If you've ever wondered how a grand piano gets its shape, you might be surprised to find that at Steinway, the rim-bending process requires the calculated efforts of strong men.
James Barron describes the feat of rim-bending as "a ritual of the early industrial age." Using wood glue, heavy-duty wrenches and the strength of at least six men, Steinway rim-benders coerce between twelve and eighteen layers of "rock-hard" maple into the familiar shape of the modern grand piano. This specific feat takes less than an hour, with certain crucial, shorter time frames demanding exact synchronicity, all determined by elemental factors like the precise temperature of wood glue. The men who do the rim-bending know exactly what to expect and how to approach this amazing task.
Next: More on Steinway Cabinet Innovations.
Photographs by Robert Callaghan, RPT
Barron, James. Piano: The Making of a Steinway Concert Grand. New York, Henry Holt and Company, LLC, 2006.
Closson, Ernest. History of the Piano. New York, St. Martin's Press, 1944.
Fletcher, Neville H. and Thomas D Rossing. The Physics of Musical Instruments. New York,Springer, 1998.

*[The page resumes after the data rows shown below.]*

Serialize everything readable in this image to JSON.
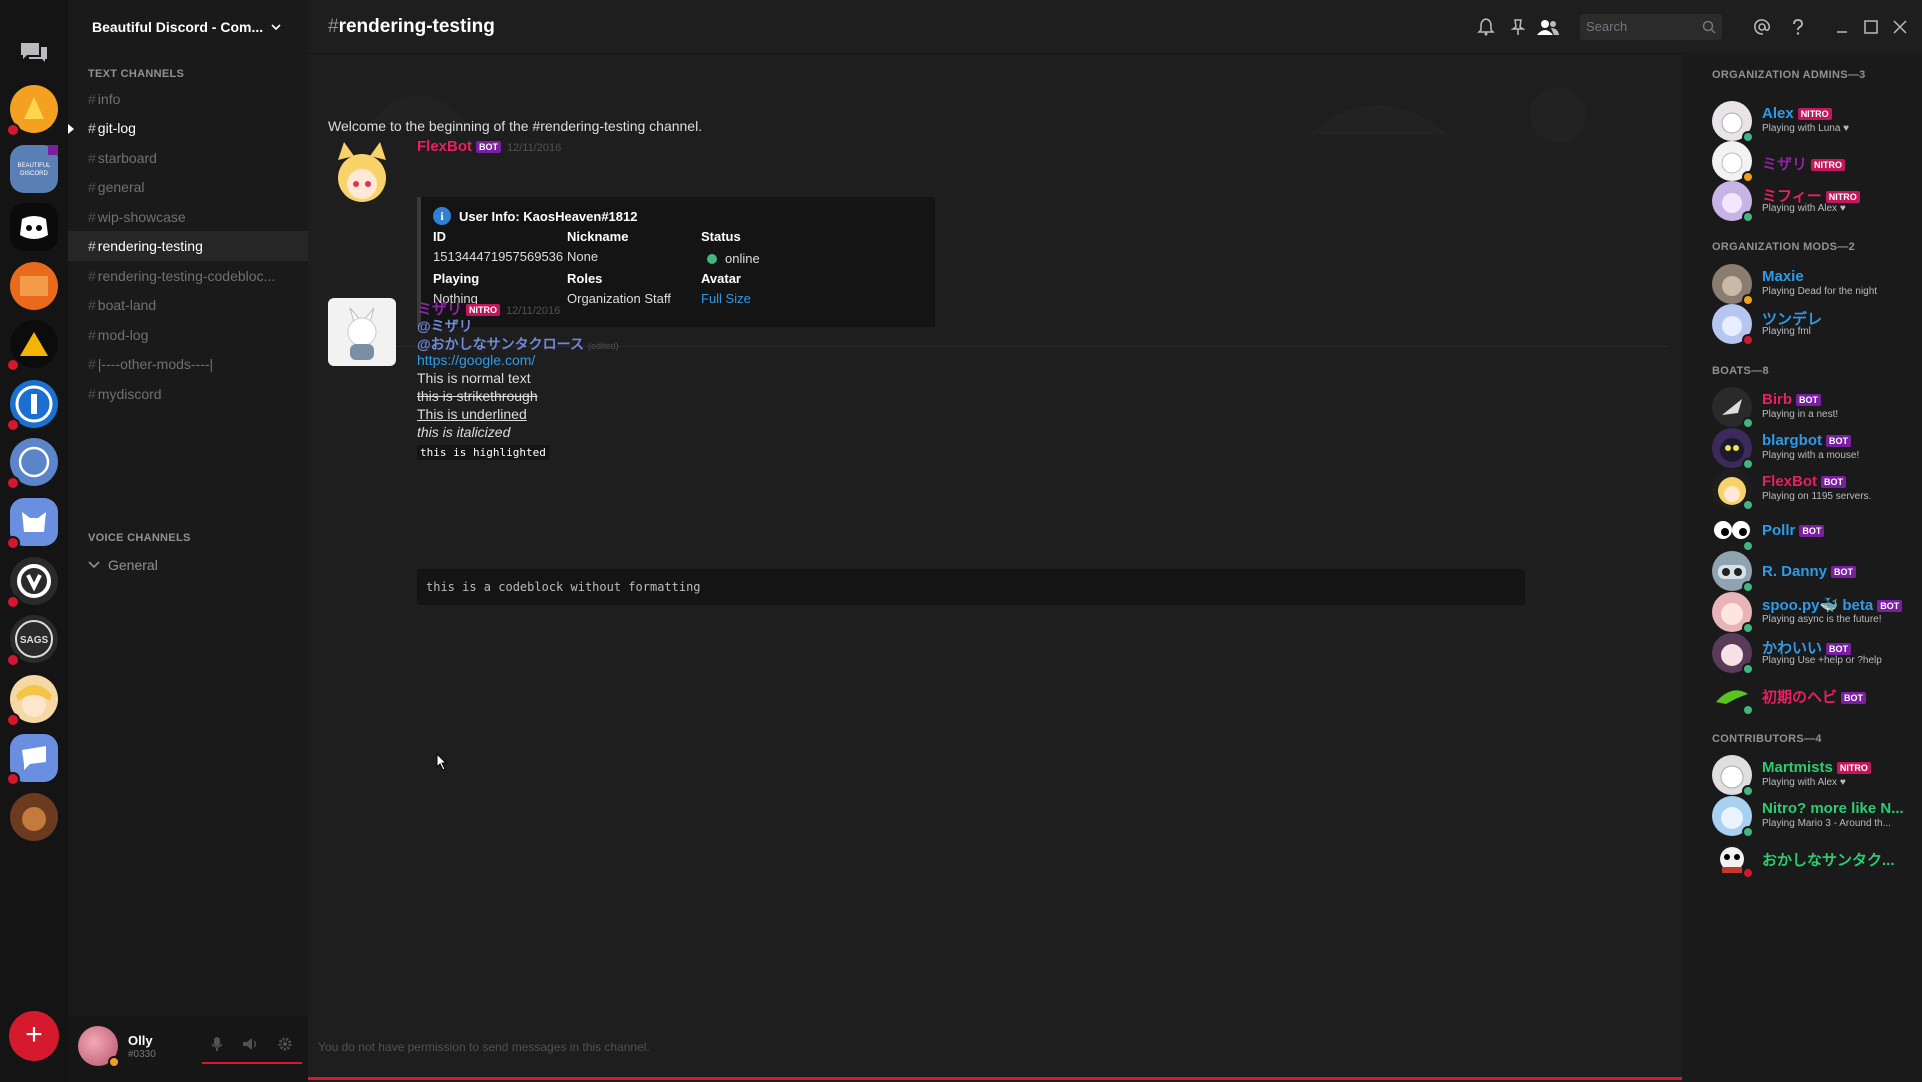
{
  "guild": {
    "name": "Beautiful Discord - Com..."
  },
  "channel_title": "rendering-testing",
  "search": {
    "placeholder": "Search"
  },
  "sidebar": {
    "text_header": "TEXT CHANNELS",
    "voice_header": "VOICE CHANNELS",
    "channels": [
      {
        "name": "info",
        "state": "normal"
      },
      {
        "name": "git-log",
        "state": "unread"
      },
      {
        "name": "starboard",
        "state": "normal"
      },
      {
        "name": "general",
        "state": "normal"
      },
      {
        "name": "wip-showcase",
        "state": "normal"
      },
      {
        "name": "rendering-testing",
        "state": "active"
      },
      {
        "name": "rendering-testing-codebloc...",
        "state": "normal"
      },
      {
        "name": "boat-land",
        "state": "normal"
      },
      {
        "name": "mod-log",
        "state": "normal"
      },
      {
        "name": "|----other-mods----|",
        "state": "normal"
      },
      {
        "name": "mydiscord",
        "state": "normal"
      }
    ],
    "voice_channels": [
      {
        "name": "General"
      }
    ]
  },
  "user": {
    "name": "Olly",
    "tag": "#0330"
  },
  "chat": {
    "welcome": "Welcome to the beginning of the #rendering-testing channel.",
    "messages": [
      {
        "author": "FlexBot",
        "badge": "BOT",
        "time": "12/11/2016",
        "author_color": "#e91e63",
        "embed": {
          "title": "User Info: KaosHeaven#1812",
          "fields": [
            {
              "name": "ID",
              "value": "151344471957569536"
            },
            {
              "name": "Nickname",
              "value": "None"
            },
            {
              "name": "Status",
              "value": "online"
            },
            {
              "name": "Playing",
              "value": "Nothing"
            },
            {
              "name": "Roles",
              "value": "Organization Staff"
            },
            {
              "name": "Avatar",
              "value": "Full Size"
            }
          ]
        }
      },
      {
        "author": "ミザリ",
        "badge": "NITRO",
        "time": "12/11/2016",
        "author_color": "#8e24aa",
        "lines": {
          "mention1": "@ミザリ",
          "mention2": "@おかしなサンタクロース",
          "edited": "(edited)",
          "link": "https://google.com/",
          "normal": "This is normal text",
          "strike": "this is strikethrough",
          "underline": "This is underlined",
          "italic": "this is italicized",
          "highlight": "this is highlighted",
          "codeblock": "this is a codeblock without formatting"
        }
      }
    ],
    "no_permission": "You do not have permission to send messages in this channel."
  },
  "members": {
    "groups": [
      {
        "title": "ORGANIZATION ADMINS—3",
        "members": [
          {
            "name": "Alex",
            "badge": "NITRO",
            "game": "Playing with Luna ♥",
            "color": "#2f9be8",
            "status": "#43b581"
          },
          {
            "name": "ミザリ",
            "badge": "NITRO",
            "game": "",
            "color": "#8e24aa",
            "status": "#f0a020"
          },
          {
            "name": "ミフィー",
            "badge": "NITRO",
            "game": "Playing with Alex ♥",
            "color": "#e91e63",
            "status": "#43b581"
          }
        ]
      },
      {
        "title": "ORGANIZATION MODS—2",
        "members": [
          {
            "name": "Maxie",
            "badge": "",
            "game": "Playing Dead for the night",
            "color": "#2f9be8",
            "status": "#f0a020"
          },
          {
            "name": "ツンデレ",
            "badge": "",
            "game": "Playing fml",
            "color": "#2f9be8",
            "status": "#d5162f"
          }
        ]
      },
      {
        "title": "BOATS—8",
        "members": [
          {
            "name": "Birb",
            "badge": "BOT",
            "game": "Playing in a nest!",
            "color": "#e91e63",
            "status": "#43b581"
          },
          {
            "name": "blargbot",
            "badge": "BOT",
            "game": "Playing with a mouse!",
            "color": "#2f9be8",
            "status": "#43b581"
          },
          {
            "name": "FlexBot",
            "badge": "BOT",
            "game": "Playing on 1195 servers.",
            "color": "#e91e63",
            "status": "#43b581"
          },
          {
            "name": "Pollr",
            "badge": "BOT",
            "game": "",
            "color": "#2f9be8",
            "status": "#43b581"
          },
          {
            "name": "R. Danny",
            "badge": "BOT",
            "game": "",
            "color": "#2f9be8",
            "status": "#43b581"
          },
          {
            "name": "spoo.py🐳 beta",
            "badge": "BOT",
            "game": "Playing async is the future!",
            "color": "#2f9be8",
            "status": "#43b581"
          },
          {
            "name": "かわいい",
            "badge": "BOT",
            "game": "Playing Use +help or ?help",
            "color": "#2f9be8",
            "status": "#43b581"
          },
          {
            "name": "初期のヘビ",
            "badge": "BOT",
            "game": "",
            "color": "#e91e63",
            "status": "#43b581"
          }
        ]
      },
      {
        "title": "CONTRIBUTORS—4",
        "members": [
          {
            "name": "Martmists",
            "badge": "NITRO",
            "game": "Playing with Alex ♥",
            "color": "#2ecc71",
            "status": "#43b581"
          },
          {
            "name": "Nitro? more like N...",
            "badge": "",
            "game": "Playing Mario 3 - Around th...",
            "color": "#2ecc71",
            "status": "#43b581"
          },
          {
            "name": "おかしなサンタク...",
            "badge": "",
            "game": "",
            "color": "#2ecc71",
            "status": "#d5162f"
          }
        ]
      }
    ]
  },
  "colors": {
    "accent_red": "#d51a2e",
    "bot_badge": "#7b1fa2",
    "nitro_badge": "#c2185b",
    "online": "#43b581"
  }
}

Loesser, Arthur. Men, Women and Pianos, A Social History. New York, Dover Publications, Inc., 1954.